• [TASK BRIEF]
Although the records contain pictures, the copy should leave them out and match everything else exactly.

• [DATA EXTRACTS]

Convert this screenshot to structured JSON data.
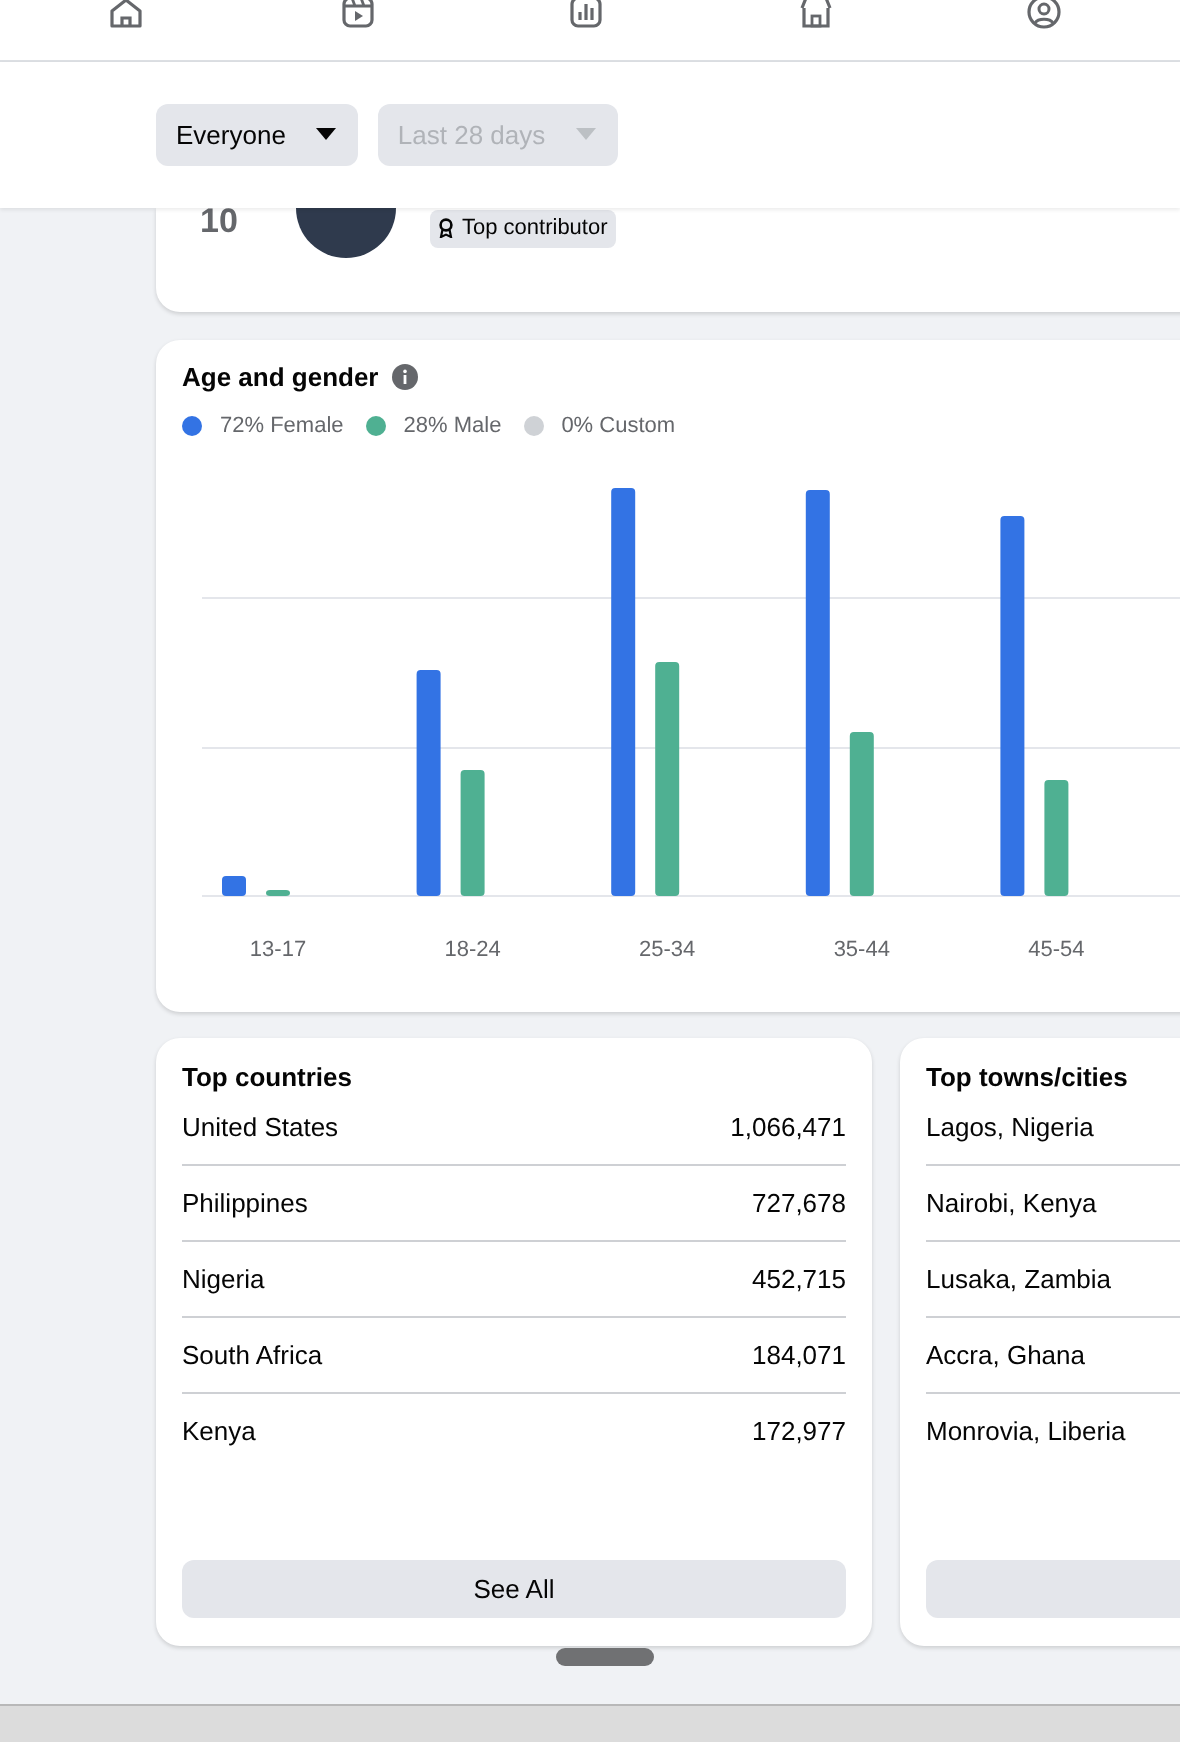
{
  "nav": {
    "tabs": [
      {
        "kind": "home",
        "selected": false
      },
      {
        "kind": "video",
        "selected": false
      },
      {
        "kind": "chart",
        "selected": false
      },
      {
        "kind": "store",
        "selected": false
      },
      {
        "kind": "profile",
        "selected": false
      }
    ]
  },
  "filters": [
    {
      "label": "Everyone",
      "disabled": false
    },
    {
      "label": "Last 28 days",
      "disabled": true
    }
  ],
  "contributor": {
    "rank": "10",
    "badge": "Top contributor"
  },
  "age_gender": {
    "title": "Age and gender",
    "legend": [
      {
        "label": "72% Female",
        "color": "#3373e4"
      },
      {
        "label": "28% Male",
        "color": "#4fb092"
      },
      {
        "label": "0% Custom",
        "color": "#cfd2d6"
      }
    ],
    "categories": [
      "13-17",
      "18-24",
      "25-34",
      "35-44",
      "45-54"
    ]
  },
  "top_countries": {
    "title": "Top countries",
    "rows": [
      {
        "name": "United States",
        "value": "1,066,471"
      },
      {
        "name": "Philippines",
        "value": "727,678"
      },
      {
        "name": "Nigeria",
        "value": "452,715"
      },
      {
        "name": "South Africa",
        "value": "184,071"
      },
      {
        "name": "Kenya",
        "value": "172,977"
      }
    ],
    "button": "See All"
  },
  "top_cities": {
    "title": "Top towns/cities",
    "rows": [
      {
        "name": "Lagos, Nigeria"
      },
      {
        "name": "Nairobi, Kenya"
      },
      {
        "name": "Lusaka, Zambia"
      },
      {
        "name": "Accra, Ghana"
      },
      {
        "name": "Monrovia, Liberia"
      }
    ]
  }
}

• [YOUR SOLUTION]
Convert this screenshot to structured JSON data.
{
  "nav": {
    "tabs": [
      {
        "kind": "home",
        "selected": false
      },
      {
        "kind": "video",
        "selected": false
      },
      {
        "kind": "chart",
        "selected": false
      },
      {
        "kind": "store",
        "selected": false
      },
      {
        "kind": "profile",
        "selected": false
      }
    ]
  },
  "filters": [
    {
      "label": "Everyone",
      "disabled": false
    },
    {
      "label": "Last 28 days",
      "disabled": true
    }
  ],
  "contributor": {
    "rank": "10",
    "badge": "Top contributor"
  },
  "age_gender": {
    "title": "Age and gender",
    "legend": [
      {
        "label": "72% Female",
        "color": "#3373e4"
      },
      {
        "label": "28% Male",
        "color": "#4fb092"
      },
      {
        "label": "0% Custom",
        "color": "#cfd2d6"
      }
    ],
    "categories": [
      "13-17",
      "18-24",
      "25-34",
      "35-44",
      "45-54"
    ]
  },
  "top_countries": {
    "title": "Top countries",
    "rows": [
      {
        "name": "United States",
        "value": "1,066,471"
      },
      {
        "name": "Philippines",
        "value": "727,678"
      },
      {
        "name": "Nigeria",
        "value": "452,715"
      },
      {
        "name": "South Africa",
        "value": "184,071"
      },
      {
        "name": "Kenya",
        "value": "172,977"
      }
    ],
    "button": "See All"
  },
  "top_cities": {
    "title": "Top towns/cities",
    "rows": [
      {
        "name": "Lagos, Nigeria"
      },
      {
        "name": "Nairobi, Kenya"
      },
      {
        "name": "Lusaka, Zambia"
      },
      {
        "name": "Accra, Ghana"
      },
      {
        "name": "Monrovia, Liberia"
      }
    ]
  }
}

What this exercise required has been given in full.